Don’t take this as your normal, run-of-the-mill “in love;” rather, it is the kind that only happens in the most opportune circumstances. It’s the sort of that is cast under a spell of first glances and is fed with the charm of rugged good looks and the first brush of a soft touch. It quickened my pulse and captivated my eyes; in an instant it forever changed the order of my heart. As the helicopter touched down in the softest snow among the most rugged peaks, I lost all sense of self and was immersed in the magic- I knew this intense feeling meant love at first sight. 

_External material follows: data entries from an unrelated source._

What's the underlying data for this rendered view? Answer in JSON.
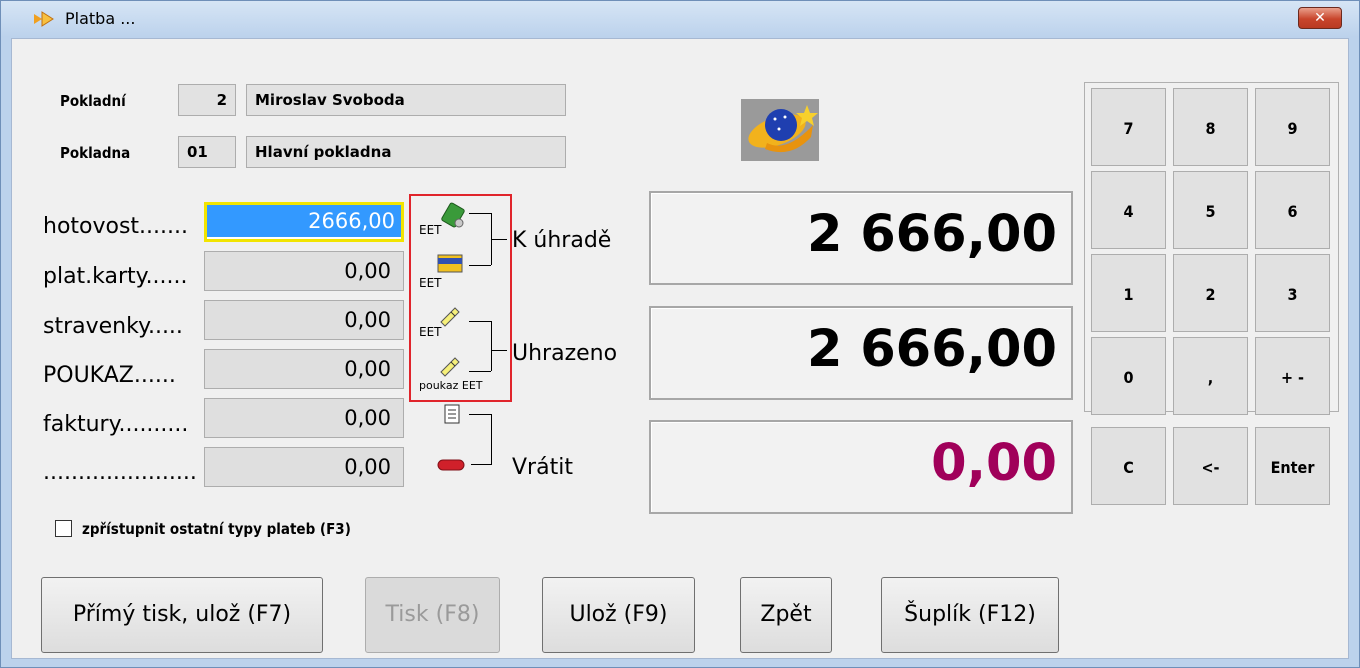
{
  "window": {
    "title": "Platba ...",
    "close_glyph": "✕"
  },
  "cashier": {
    "label": "Pokladní",
    "id": "2",
    "name": "Miroslav Svoboda"
  },
  "register": {
    "label": "Pokladna",
    "id": "01",
    "name": "Hlavní pokladna"
  },
  "payments": [
    {
      "label": "hotovost.......",
      "value": "2666,00",
      "active": true
    },
    {
      "label": "plat.karty......",
      "value": "0,00"
    },
    {
      "label": "stravenky.....",
      "value": "0,00"
    },
    {
      "label": "POUKAZ......",
      "value": "0,00"
    },
    {
      "label": "faktury..........",
      "value": "0,00"
    },
    {
      "label": "......................",
      "value": "0,00"
    }
  ],
  "payment_icons": [
    {
      "icon": "cash-icon",
      "caption": "EET"
    },
    {
      "icon": "bank-card-icon",
      "caption": "EET"
    },
    {
      "icon": "voucher-icon",
      "caption": "EET"
    },
    {
      "icon": "gift-voucher-icon",
      "caption": "poukaz EET"
    },
    {
      "icon": "invoice-icon",
      "caption": ""
    },
    {
      "icon": "minus-icon",
      "caption": ""
    }
  ],
  "totals": {
    "due_label": "K úhradě",
    "due_value": "2 666,00",
    "paid_label": "Uhrazeno",
    "paid_value": "2 666,00",
    "change_label": "Vrátit",
    "change_value": "0,00",
    "change_color": "#a0005a"
  },
  "numpad": [
    "7",
    "8",
    "9",
    "4",
    "5",
    "6",
    "1",
    "2",
    "3",
    "0",
    ",",
    "+ -",
    "C",
    "<-",
    "Enter"
  ],
  "checkbox": {
    "label": "zpřístupnit ostatní typy plateb (F3)",
    "checked": false
  },
  "buttons": {
    "direct_print": "Přímý tisk, ulož (F7)",
    "print": "Tisk (F8)",
    "save": "Ulož (F9)",
    "back": "Zpět",
    "drawer": "Šuplík (F12)"
  }
}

The days were spent thinking only of the present; and gave way to intense happiness as they blurred together in a whirlwind of adrenaline and clouds of white powder. Everywhere I looked was flawless; a piercing blue sky cut by the crisp white mountains laden with glaciers tumbling down their folds. Starting in the craggy roofline of this range, I swooped down, line after line, into a pristine snowscape: untouched, smooth, a whispering perfection under buoyant skis.

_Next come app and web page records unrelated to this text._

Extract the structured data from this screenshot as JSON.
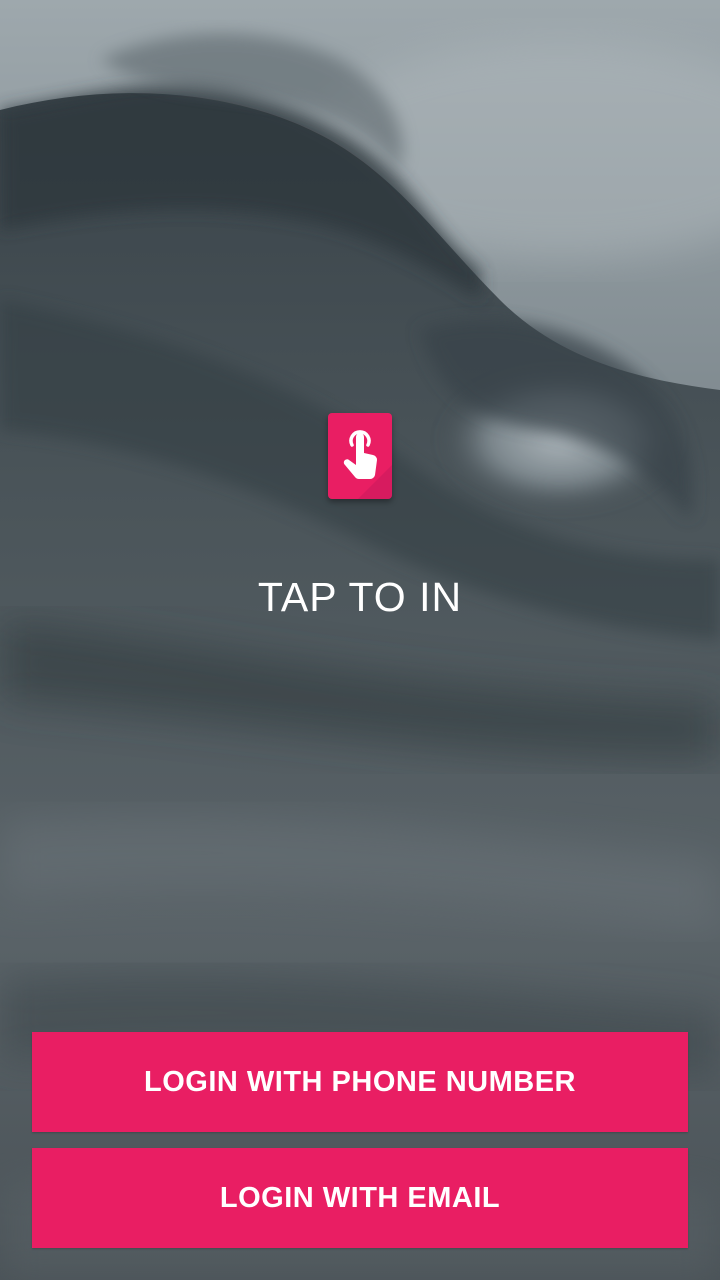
{
  "colors": {
    "accent": "#E91E63",
    "text": "#FFFFFF"
  },
  "background": {
    "icon": "ocean-wave-photo"
  },
  "app_icon": {
    "icon": "tap-hand-icon"
  },
  "tap_label": "TAP TO IN",
  "buttons": {
    "phone_login": "LOGIN WITH PHONE NUMBER",
    "email_login": "LOGIN WITH EMAIL"
  }
}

As I skied I racked up the vertical feet, tripling the size of Everest in a matter of days and found not one inch to complain about. It may have been clouded judgment, a naivety of young love, or the constant rush I felt coursing through my veins, but in my mind there could be no better ski line in the world than the ones I was creating.

The thrill of the entire experience is beyond my ability to capture in words. To even begin to comprehend the sincerity of my adoration, you would need to add exuberant smiles, hand gestures, voice inflection, even the minutia in the warm flush of skin and dilated pupils.

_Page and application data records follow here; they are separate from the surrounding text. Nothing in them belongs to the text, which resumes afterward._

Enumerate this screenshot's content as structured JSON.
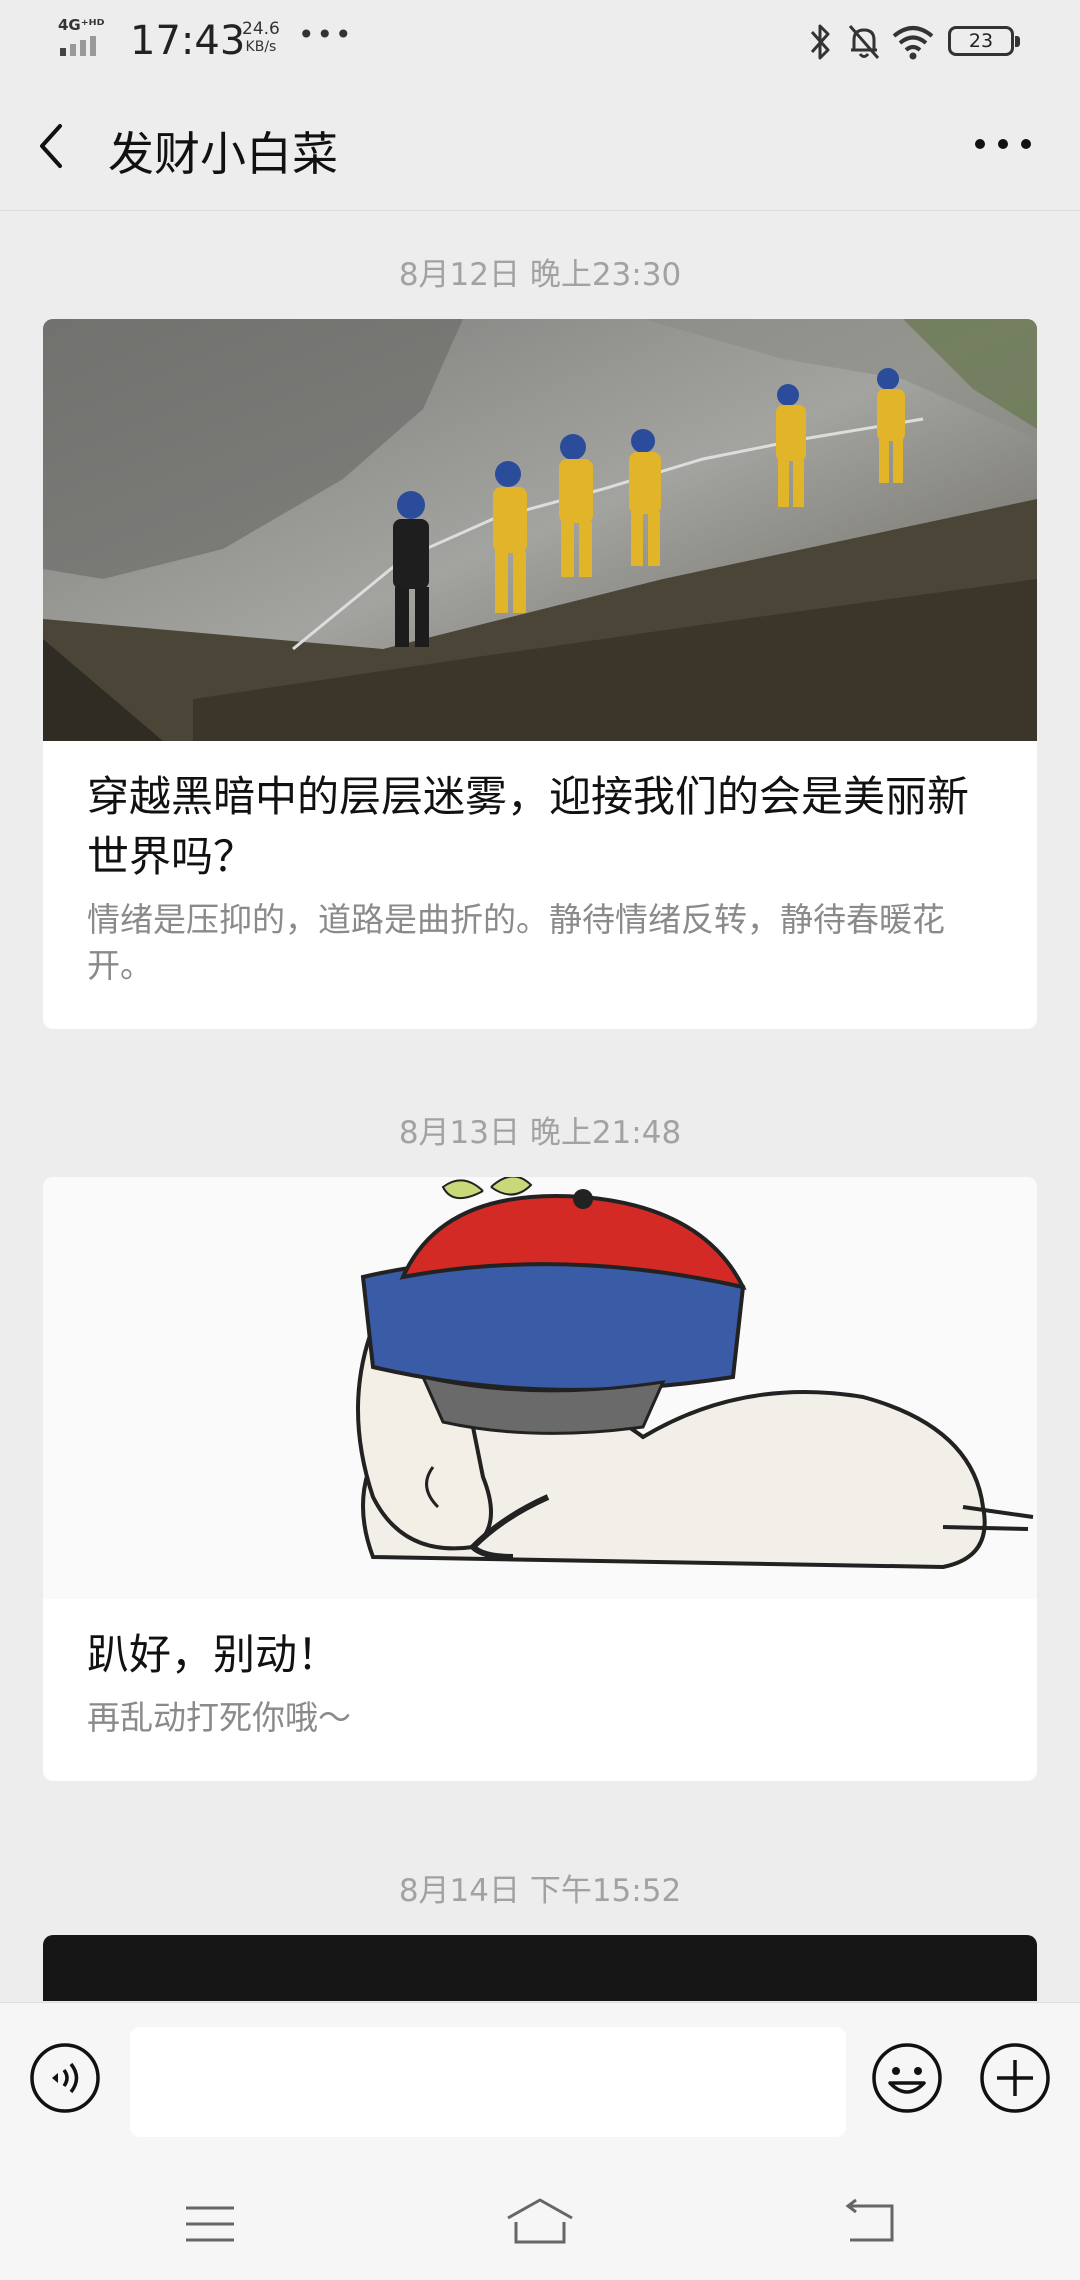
{
  "status_bar": {
    "network_type": "4G⁺ᴴᴰ",
    "time": "17:43",
    "speed_value": "24.6",
    "speed_unit": "KB/s",
    "more_indicator": "•••",
    "battery_level": "23"
  },
  "header": {
    "title": "发财小白菜"
  },
  "feed": {
    "items": [
      {
        "timestamp": "8月12日 晚上23:30",
        "title": "穿越黑暗中的层层迷雾，迎接我们的会是美丽新世界吗？",
        "description": "情绪是压抑的，道路是曲折的。静待情绪反转，静待春暖花开。"
      },
      {
        "timestamp": "8月13日 晚上21:48",
        "title": "趴好，别动！",
        "description": "再乱动打死你哦～"
      },
      {
        "timestamp": "8月14日 下午15:52"
      }
    ]
  },
  "input_bar": {
    "voice_icon": "voice-icon",
    "emoji_icon": "emoji-icon",
    "plus_icon": "plus-icon",
    "placeholder": ""
  },
  "colors": {
    "background": "#ededed",
    "card": "#ffffff",
    "timestamp": "#a2a2a2",
    "desc": "#8a8a8a",
    "hat_red": "#d32a26",
    "hat_blue": "#3a5ba6",
    "worker_yellow": "#e2b42a"
  }
}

I was an atom in a giant’s playground, invited to play to my heart’s content. A lifetime of exploration could not exhaust the area’s skiable terrain. Every conceivable feature you could possibly want to ski- as well as those you never want to cross- is found in the Chugach. From mellow pitches to the most intense couloirs, the seeker finds his match. Pleasure is balanced, and perhaps even heightened, by the subconscious knowledge that danger is a potential in every turn. Skillfully averted by a trained guide, the perils only minimally play into your thought process, allowing a larger segment of your brain to settle into a state of security, and your heart to deepen its esteem for the immensity of splendor surrounding you.

Sadly, a lifetime was not what I had in these majestic folds. In less time than a summer romance, love found was as quickly ripped apart. A ferry stood by unforgivingly, seven days after arrival, to ship me back to a highway headed home. 

I didn’t want the ferry. I wanted the Chugach. I wanted the edge of winter dropping into the lapping water of the Prince William Sound, the glacial ice exposing its unearthly blue as it cracked over the underlying landscape, the feeling of flight as I took to my skis and to the skies. I didn’t want life outside of Alaska, even outside of this tiny region of the vast state. I would never again be fully content with inbound resort life, something I had previously reveled in.  It all suddenly became the source of mundane, and I was being hurried back to it: an unkind welcoming after discovering such passion and beauty.

Heart heavy and bags sloppily packed at the last possible minute, I will brush the snow off my little car and arrange it for the long trip “home.” If my heart isn’t there, how can I rightfully call it so? I would have undergone indentured servant status to stay in this corner of the world among the snowcapped spires I long for, even if just given a chance to hike the lesser peaks and glean as many stories and as much knowledge as possible from the PNH family. But they were fully staffed and fully booked, with no room for yet another love-struck skier gone nomad. And with the bias of one who is unabashedly devoted, I imagine there must have been many before me who tried to rearrange their lives to fit the new order of their heart and stay where it remained. 

There will be other mountain loves in the future , but I’ll board the ferry knowing I’m leaving behind a portion of my heart that only the Chugach will own. I also know I will keep the promise of a return. 

Special thanks to Columbia Sportswear for outfitting and making the trip possible for this #OmniTen team member! It was a trip of a lifetime and an unforgettable experience.


One Response to “Checking Out”

Leave a Reply